This coming Thursday, while most Americans will be dressing up for a Halloween party or going out to trick-or-treat, one of the most important events in the history of Christianity will be largely overlooked. On October 31, 1517, a German theology professor named Martin Luther nailed his Ninety-Five Theses on the door of the Church of All Saints in Wittenberg, Germany. This event rocked the world. It sparked the Protestant Reformation which brought about the end of the practice of indulgences-the claim that freedom from God's punishment of sin could be purchased with money. Luther's theology challenged the authority of the Roman Catholic Church by teaching that the Bible is the only source of divinely revealed knowledge. He opposed the idea that only a certain order of priests could make sacrifices for the peoples' sin. Luther considered all baptized Christians to be a holy priesthood and taught that salvation is not earned by good deeds but received only as a free gift of God's grace through faith in Jesus Christ. Within weeks his Ninety-Five Theses was translated from Latin into German, and with the aid of the newly invented printing press, it was copied and distributed throughout Europe. Isn't it sad that Reformation Day, arguably one of the greatest days in the history of the Church, has been overshadowed by a pagan holiday? The enemy is subtle like that. Now don't hear what I am not saying. My intention is not to judge anyone who goes to a Halloween party, gives out candy, or takes their children trick-or-treating. Please, receive no condemnation from me. I just feel it is necessary that everyone is aware of the significance of October 31st to Christendom. In the future consider referring to October 31st as Reformation Day, and when asked what Reformation Day is, you'll have good news to share. Happy Reformation Day!
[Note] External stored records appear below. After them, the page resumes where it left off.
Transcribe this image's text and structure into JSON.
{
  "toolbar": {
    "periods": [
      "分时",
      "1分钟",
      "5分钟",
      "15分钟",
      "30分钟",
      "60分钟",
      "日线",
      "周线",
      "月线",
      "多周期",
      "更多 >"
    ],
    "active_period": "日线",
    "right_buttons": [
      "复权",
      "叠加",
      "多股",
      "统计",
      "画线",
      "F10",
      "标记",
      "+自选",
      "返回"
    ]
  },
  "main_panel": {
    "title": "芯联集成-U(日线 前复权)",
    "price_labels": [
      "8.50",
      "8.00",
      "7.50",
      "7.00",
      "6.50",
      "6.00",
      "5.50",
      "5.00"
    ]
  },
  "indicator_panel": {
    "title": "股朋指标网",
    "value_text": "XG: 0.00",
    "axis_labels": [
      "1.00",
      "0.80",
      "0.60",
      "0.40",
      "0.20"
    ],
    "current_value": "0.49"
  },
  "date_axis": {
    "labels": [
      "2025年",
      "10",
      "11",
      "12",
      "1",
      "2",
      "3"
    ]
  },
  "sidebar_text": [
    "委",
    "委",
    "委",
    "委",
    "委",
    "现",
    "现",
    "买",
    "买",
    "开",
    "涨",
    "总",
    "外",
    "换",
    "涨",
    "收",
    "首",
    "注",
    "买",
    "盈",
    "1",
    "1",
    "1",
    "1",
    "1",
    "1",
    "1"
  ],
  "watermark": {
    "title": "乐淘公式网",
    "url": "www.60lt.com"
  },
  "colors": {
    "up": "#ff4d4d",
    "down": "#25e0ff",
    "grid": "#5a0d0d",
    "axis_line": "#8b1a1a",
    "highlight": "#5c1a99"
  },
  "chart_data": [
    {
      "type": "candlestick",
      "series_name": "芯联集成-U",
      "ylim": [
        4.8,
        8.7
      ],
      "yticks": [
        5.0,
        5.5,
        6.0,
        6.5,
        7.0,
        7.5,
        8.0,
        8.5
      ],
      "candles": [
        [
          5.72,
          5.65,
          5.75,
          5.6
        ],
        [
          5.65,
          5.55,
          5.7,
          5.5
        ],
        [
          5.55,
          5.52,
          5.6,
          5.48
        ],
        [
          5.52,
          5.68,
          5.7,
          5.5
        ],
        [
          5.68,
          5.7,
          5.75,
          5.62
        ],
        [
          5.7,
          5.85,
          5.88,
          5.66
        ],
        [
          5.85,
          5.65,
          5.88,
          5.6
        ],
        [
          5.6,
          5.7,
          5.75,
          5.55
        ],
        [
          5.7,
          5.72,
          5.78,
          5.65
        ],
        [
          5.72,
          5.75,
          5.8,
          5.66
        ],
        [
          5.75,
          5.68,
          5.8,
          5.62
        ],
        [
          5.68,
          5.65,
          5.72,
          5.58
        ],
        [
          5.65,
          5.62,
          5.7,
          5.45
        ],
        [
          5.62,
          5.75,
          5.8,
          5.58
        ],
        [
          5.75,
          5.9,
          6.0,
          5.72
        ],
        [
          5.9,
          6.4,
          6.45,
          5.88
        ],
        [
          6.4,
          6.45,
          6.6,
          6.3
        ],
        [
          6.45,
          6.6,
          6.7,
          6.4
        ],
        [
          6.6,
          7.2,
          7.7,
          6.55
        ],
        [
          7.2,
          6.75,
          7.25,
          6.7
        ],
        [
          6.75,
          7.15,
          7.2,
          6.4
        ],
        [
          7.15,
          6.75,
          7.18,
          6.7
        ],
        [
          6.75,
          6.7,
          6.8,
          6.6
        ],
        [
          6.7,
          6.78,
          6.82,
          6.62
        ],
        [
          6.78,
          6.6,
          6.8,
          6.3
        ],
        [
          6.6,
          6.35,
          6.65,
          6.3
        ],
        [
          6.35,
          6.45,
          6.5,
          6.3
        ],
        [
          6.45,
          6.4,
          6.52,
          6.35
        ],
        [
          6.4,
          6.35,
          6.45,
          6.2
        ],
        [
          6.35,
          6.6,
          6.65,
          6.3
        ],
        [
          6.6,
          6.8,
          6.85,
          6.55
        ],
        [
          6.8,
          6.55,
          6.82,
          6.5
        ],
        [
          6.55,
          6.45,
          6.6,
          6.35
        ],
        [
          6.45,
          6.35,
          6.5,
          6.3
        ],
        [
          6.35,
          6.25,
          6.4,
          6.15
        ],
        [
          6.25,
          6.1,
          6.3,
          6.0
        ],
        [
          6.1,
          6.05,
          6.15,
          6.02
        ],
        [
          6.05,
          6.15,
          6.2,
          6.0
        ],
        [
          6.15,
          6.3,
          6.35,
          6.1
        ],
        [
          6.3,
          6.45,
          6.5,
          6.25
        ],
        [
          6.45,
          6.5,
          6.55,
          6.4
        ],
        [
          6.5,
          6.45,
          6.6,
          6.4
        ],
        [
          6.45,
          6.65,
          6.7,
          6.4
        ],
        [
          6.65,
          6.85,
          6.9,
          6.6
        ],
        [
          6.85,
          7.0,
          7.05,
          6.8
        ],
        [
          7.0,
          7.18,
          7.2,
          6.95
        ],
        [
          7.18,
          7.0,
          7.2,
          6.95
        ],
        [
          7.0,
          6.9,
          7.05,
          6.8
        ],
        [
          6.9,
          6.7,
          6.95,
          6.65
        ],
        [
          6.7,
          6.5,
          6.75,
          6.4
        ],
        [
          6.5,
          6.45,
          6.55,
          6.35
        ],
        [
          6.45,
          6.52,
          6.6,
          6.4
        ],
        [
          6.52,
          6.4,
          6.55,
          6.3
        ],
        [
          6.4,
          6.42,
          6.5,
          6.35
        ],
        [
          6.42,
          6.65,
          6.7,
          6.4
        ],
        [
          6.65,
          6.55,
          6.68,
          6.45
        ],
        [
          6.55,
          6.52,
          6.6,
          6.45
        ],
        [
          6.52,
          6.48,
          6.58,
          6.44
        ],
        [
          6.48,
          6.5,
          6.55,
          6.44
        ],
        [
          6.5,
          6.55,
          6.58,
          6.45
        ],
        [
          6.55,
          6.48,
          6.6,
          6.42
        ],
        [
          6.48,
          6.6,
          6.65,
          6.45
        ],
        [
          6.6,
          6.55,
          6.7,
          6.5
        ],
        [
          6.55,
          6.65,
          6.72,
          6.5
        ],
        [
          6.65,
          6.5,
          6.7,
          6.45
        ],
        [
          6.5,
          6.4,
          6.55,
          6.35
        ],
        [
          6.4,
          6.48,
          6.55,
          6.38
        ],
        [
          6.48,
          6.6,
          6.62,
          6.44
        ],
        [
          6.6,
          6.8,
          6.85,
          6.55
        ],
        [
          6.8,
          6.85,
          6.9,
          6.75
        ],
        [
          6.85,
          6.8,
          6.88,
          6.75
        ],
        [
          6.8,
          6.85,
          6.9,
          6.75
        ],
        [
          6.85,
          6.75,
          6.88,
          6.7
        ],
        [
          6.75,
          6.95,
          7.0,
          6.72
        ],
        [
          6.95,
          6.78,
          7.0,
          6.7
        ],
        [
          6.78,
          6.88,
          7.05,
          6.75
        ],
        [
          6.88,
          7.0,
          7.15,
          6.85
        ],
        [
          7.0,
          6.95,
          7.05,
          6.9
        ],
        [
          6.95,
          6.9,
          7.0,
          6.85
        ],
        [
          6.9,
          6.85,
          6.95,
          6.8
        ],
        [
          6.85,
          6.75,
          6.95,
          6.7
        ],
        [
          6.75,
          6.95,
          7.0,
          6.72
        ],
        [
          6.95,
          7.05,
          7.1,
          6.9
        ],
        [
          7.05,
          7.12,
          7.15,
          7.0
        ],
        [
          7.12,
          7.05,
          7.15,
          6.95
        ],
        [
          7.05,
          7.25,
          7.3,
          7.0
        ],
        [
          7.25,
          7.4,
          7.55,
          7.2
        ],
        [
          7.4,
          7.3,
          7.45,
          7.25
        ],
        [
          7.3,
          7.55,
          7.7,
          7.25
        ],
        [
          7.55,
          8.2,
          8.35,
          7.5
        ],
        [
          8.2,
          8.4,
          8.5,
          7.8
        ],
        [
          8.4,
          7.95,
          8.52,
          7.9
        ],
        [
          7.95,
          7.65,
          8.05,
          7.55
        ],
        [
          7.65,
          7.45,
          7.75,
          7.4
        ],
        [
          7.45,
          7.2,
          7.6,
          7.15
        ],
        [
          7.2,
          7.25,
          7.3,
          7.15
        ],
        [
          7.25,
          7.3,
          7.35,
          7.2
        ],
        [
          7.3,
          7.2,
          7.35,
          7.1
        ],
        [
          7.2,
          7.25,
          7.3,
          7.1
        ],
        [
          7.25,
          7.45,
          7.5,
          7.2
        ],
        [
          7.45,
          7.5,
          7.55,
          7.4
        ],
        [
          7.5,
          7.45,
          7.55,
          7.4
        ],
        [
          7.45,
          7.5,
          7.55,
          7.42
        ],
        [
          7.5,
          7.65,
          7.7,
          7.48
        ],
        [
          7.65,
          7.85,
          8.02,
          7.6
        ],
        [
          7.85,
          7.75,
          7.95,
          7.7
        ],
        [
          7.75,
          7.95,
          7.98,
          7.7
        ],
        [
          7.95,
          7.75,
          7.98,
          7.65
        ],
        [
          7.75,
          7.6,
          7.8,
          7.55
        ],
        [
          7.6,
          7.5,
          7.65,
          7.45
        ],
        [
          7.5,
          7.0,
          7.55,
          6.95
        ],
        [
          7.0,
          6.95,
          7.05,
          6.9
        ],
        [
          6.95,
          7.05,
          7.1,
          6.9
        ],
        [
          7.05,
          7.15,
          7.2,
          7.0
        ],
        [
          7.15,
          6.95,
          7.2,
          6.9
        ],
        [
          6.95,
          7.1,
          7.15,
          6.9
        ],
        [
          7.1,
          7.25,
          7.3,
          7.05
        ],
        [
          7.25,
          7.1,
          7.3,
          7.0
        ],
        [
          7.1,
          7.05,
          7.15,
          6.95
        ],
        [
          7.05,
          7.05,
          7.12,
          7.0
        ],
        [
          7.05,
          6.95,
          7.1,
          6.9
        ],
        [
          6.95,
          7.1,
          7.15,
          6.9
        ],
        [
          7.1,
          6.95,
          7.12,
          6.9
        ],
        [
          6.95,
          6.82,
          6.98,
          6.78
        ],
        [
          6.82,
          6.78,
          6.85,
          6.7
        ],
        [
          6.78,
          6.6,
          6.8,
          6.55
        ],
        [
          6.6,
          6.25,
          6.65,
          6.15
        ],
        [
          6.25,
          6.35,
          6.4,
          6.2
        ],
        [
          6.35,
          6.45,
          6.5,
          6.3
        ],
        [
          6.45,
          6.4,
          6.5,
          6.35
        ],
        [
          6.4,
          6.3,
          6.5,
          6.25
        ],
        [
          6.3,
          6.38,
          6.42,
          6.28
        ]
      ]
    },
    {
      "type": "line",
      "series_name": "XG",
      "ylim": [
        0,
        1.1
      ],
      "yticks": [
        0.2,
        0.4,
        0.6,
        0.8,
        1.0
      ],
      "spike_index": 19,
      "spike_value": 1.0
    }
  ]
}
"For there is one God; there is also one mediator between God and humankind, Christ Jesus, himself human, who gave himself a ransom for all." 1Timothy 2:5,6 NRSV
Pastor Frank Dodson